Like many topics related to death and dying, families tend to avoid the topic of hospice care until a physician or social worker brings up the subject. This is unfortunate because studies show that people tend to live longer when they receive hospice care in CT. When you and your family know about the services and benefits of hospice, you will feel more comfortable discussing it with your doctor when the time arises.
Brain health often deteriorates with the aging process, but the decline is not inevitable in all cases. By taking a few simple steps, you can keep your brain healthy and alert as you enter your golden years.
At UMH, our communities and our organization is built upon a firm foundation of five core values. More than just words on a piece of paper, our values are the threads that tie all of our work together and are the basis from which decisions are made and actions are taken.
What can you do to make an impact this Earth Day, April 23 and beyond? Going green at your assisted or independent living home is a great start to saving the planet. This can mean investing in energy-saving fluorescent bulbs, growing a self-sustaining garden, or simply planting flowers outdoors. For seniors, the latter may hold a special appeal in several ways:

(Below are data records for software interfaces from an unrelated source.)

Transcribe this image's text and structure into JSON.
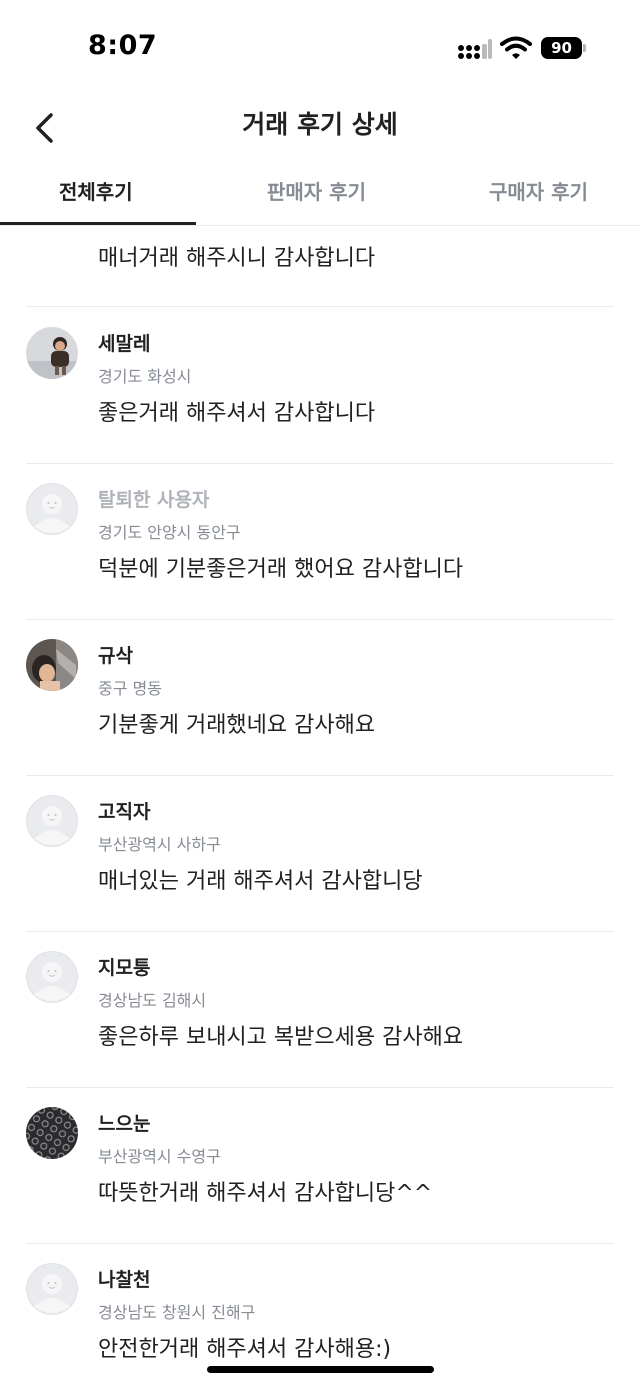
{
  "status_bar": {
    "time": "8:07",
    "battery": "90"
  },
  "header": {
    "title": "거래 후기 상세"
  },
  "tabs": [
    {
      "label": "전체후기",
      "active": true
    },
    {
      "label": "판매자 후기",
      "active": false
    },
    {
      "label": "구매자 후기",
      "active": false
    }
  ],
  "partial_review": {
    "comment": "매너거래 해주시니 감사합니다"
  },
  "reviews": [
    {
      "nickname": "세말레",
      "location": "경기도 화성시",
      "comment": "좋은거래 해주셔서 감사합니다",
      "avatar": "photo-child-icon"
    },
    {
      "nickname": "탈퇴한 사용자",
      "location": "경기도 안양시 동안구",
      "comment": "덕분에 기분좋은거래 했어요 감사합니다",
      "avatar": "default-profile-icon",
      "withdrawn": true
    },
    {
      "nickname": "규삭",
      "location": "중구 명동",
      "comment": "기분좋게 거래했네요 감사해요",
      "avatar": "photo-person-icon"
    },
    {
      "nickname": "고직자",
      "location": "부산광역시 사하구",
      "comment": "매너있는 거래 해주셔서 감사합니당",
      "avatar": "default-profile-icon"
    },
    {
      "nickname": "지모퉁",
      "location": "경상남도 김해시",
      "comment": "좋은하루 보내시고 복받으세용 감사해요",
      "avatar": "default-profile-icon"
    },
    {
      "nickname": "느으눈",
      "location": "부산광역시 수영구",
      "comment": "따뜻한거래 해주셔서 감사합니당^^",
      "avatar": "photo-pattern-icon"
    },
    {
      "nickname": "나찰천",
      "location": "경상남도 창원시 진해구",
      "comment": "안전한거래 해주셔서 감사해용:)",
      "avatar": "default-profile-icon"
    }
  ],
  "colors": {
    "text_primary": "#212124",
    "text_secondary": "#868b94",
    "text_withdrawn": "#b0b3b8",
    "divider": "#e9ecef",
    "default_avatar_bg": "#eaebee"
  }
}
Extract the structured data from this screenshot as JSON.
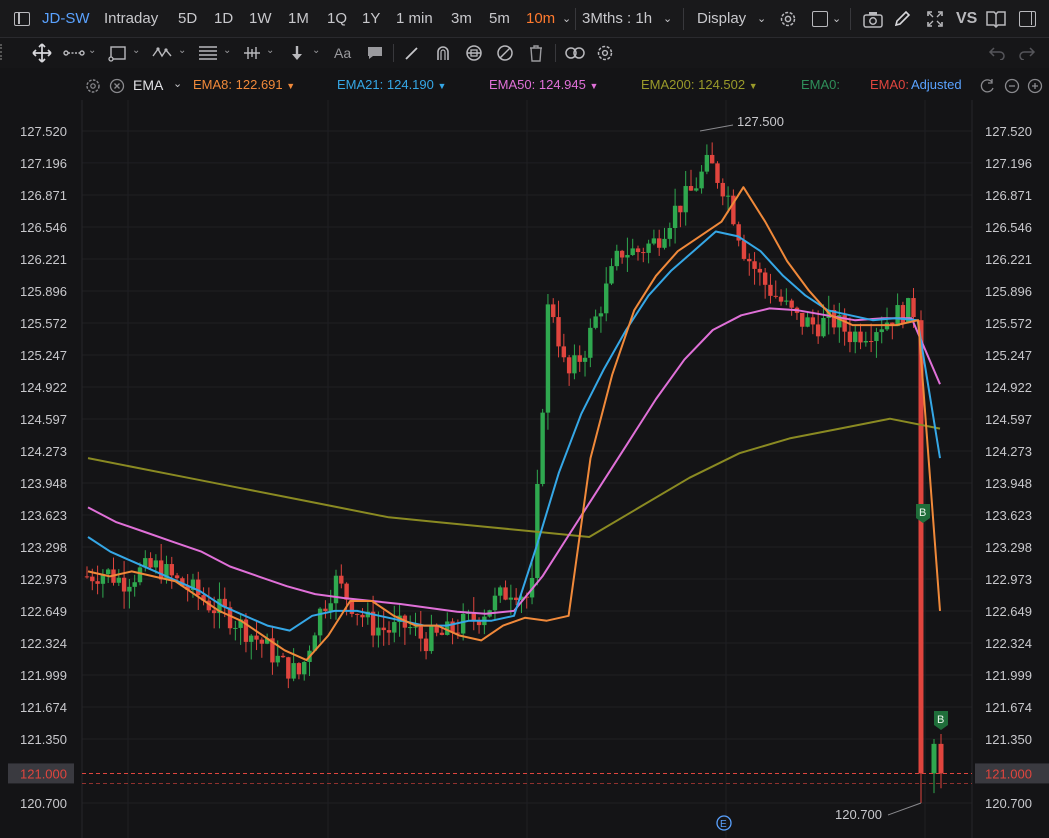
{
  "topbar": {
    "symbol": "JD-SW",
    "timeframes": [
      "Intraday",
      "5D",
      "1D",
      "1W",
      "1M",
      "1Q",
      "1Y",
      "1 min",
      "3m",
      "5m",
      "10m"
    ],
    "active_timeframe": "10m",
    "range_label": "3Mths : 1h",
    "display_label": "Display",
    "vs_label": "VS"
  },
  "toolbar": {
    "text_tool": "Aa"
  },
  "indicator": {
    "name": "EMA",
    "lines": [
      {
        "label": "EMA8:",
        "value": "122.691",
        "color": "#f0893a"
      },
      {
        "label": "EMA21:",
        "value": "124.190",
        "color": "#35a7e6"
      },
      {
        "label": "EMA50:",
        "value": "124.945",
        "color": "#e070d8"
      },
      {
        "label": "EMA200:",
        "value": "124.502",
        "color": "#9a9a2a"
      },
      {
        "label": "EMA0:",
        "value": "",
        "color": "#2f8f5a"
      },
      {
        "label": "EMA0:",
        "value": "",
        "color": "#e0453e"
      }
    ],
    "adjusted_label": "Adjusted"
  },
  "chart_data": {
    "type": "candlestick",
    "y_ticks": [
      "127.520",
      "127.196",
      "126.871",
      "126.546",
      "126.221",
      "125.896",
      "125.572",
      "125.247",
      "124.922",
      "124.597",
      "124.273",
      "123.948",
      "123.623",
      "123.298",
      "122.973",
      "122.649",
      "122.324",
      "121.999",
      "121.674",
      "121.350",
      "120.700"
    ],
    "ylim": [
      120.55,
      127.72
    ],
    "current_price": "121.000",
    "high_label": "127.500",
    "low_label": "120.700",
    "marker_label": "B",
    "event_label": "E",
    "colors": {
      "up": "#2fa84f",
      "down": "#e0453e",
      "grid": "#1f1f23"
    },
    "ema8": [
      123.05,
      123.0,
      123.05,
      123.0,
      122.95,
      122.8,
      122.65,
      122.55,
      122.4,
      122.25,
      122.15,
      122.4,
      122.75,
      122.75,
      122.6,
      122.5,
      122.5,
      122.4,
      122.35,
      122.5,
      122.58,
      122.55,
      122.6,
      124.2,
      125.05,
      125.7,
      126.05,
      126.3,
      126.45,
      126.6,
      126.95,
      126.6,
      126.2,
      125.9,
      125.65,
      125.55,
      125.55,
      125.55,
      125.6,
      122.65
    ],
    "ema21": [
      123.4,
      123.25,
      123.15,
      123.05,
      122.95,
      122.85,
      122.7,
      122.6,
      122.5,
      122.45,
      122.6,
      122.65,
      122.65,
      122.6,
      122.55,
      122.5,
      122.5,
      122.55,
      122.55,
      122.6,
      123.3,
      124.05,
      124.65,
      125.1,
      125.5,
      125.85,
      126.1,
      126.3,
      126.5,
      126.45,
      126.3,
      126.05,
      125.85,
      125.7,
      125.65,
      125.6,
      125.62,
      125.6,
      124.2
    ],
    "ema50": [
      123.7,
      123.55,
      123.45,
      123.35,
      123.25,
      123.1,
      123.0,
      122.9,
      122.82,
      122.78,
      122.75,
      122.72,
      122.68,
      122.64,
      122.62,
      122.65,
      123.0,
      123.45,
      123.9,
      124.35,
      124.8,
      125.2,
      125.5,
      125.65,
      125.72,
      125.7,
      125.65,
      125.6,
      125.62,
      125.62,
      124.95
    ],
    "ema200": [
      124.2,
      124.1,
      124.0,
      123.9,
      123.8,
      123.7,
      123.6,
      123.55,
      123.5,
      123.45,
      123.4,
      123.7,
      124.0,
      124.25,
      124.4,
      124.5,
      124.6,
      124.5
    ]
  }
}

Does this sound familiar… Mom needs to get to the doctor’s for an urgent medical concern and you are stuck at work, Dad just fell and needs help so someone has to get over to the house, or Auntie’s prescription has just run out and she doesn’t have medication to get through the rest of the week.
Cooking is often an activity seniors love to do with their friends and loved ones. There is something about being in the kitchen that brings people together. As part of our healthy senior living initiative, we recently hosted an event, “Healthy Eating in the New Year” where we prepared and shared several recipes with one another. Below are the recipes which were enjoyed by all.
So often we hear from the caregivers of prospective residents that their loved one just isn’t ready to commit to moving into an assisted or independent living community. They don’t want to be the “bad guy” and push to make a decision. Their loved one is not convinced it is the right time and other family members may feel guilty even suggesting it. This always begs the question “What other decisions have you or your loved one had to make that you weren’t ready for?” That really gets them to think. Change can be hard – but it doesn’t have to be.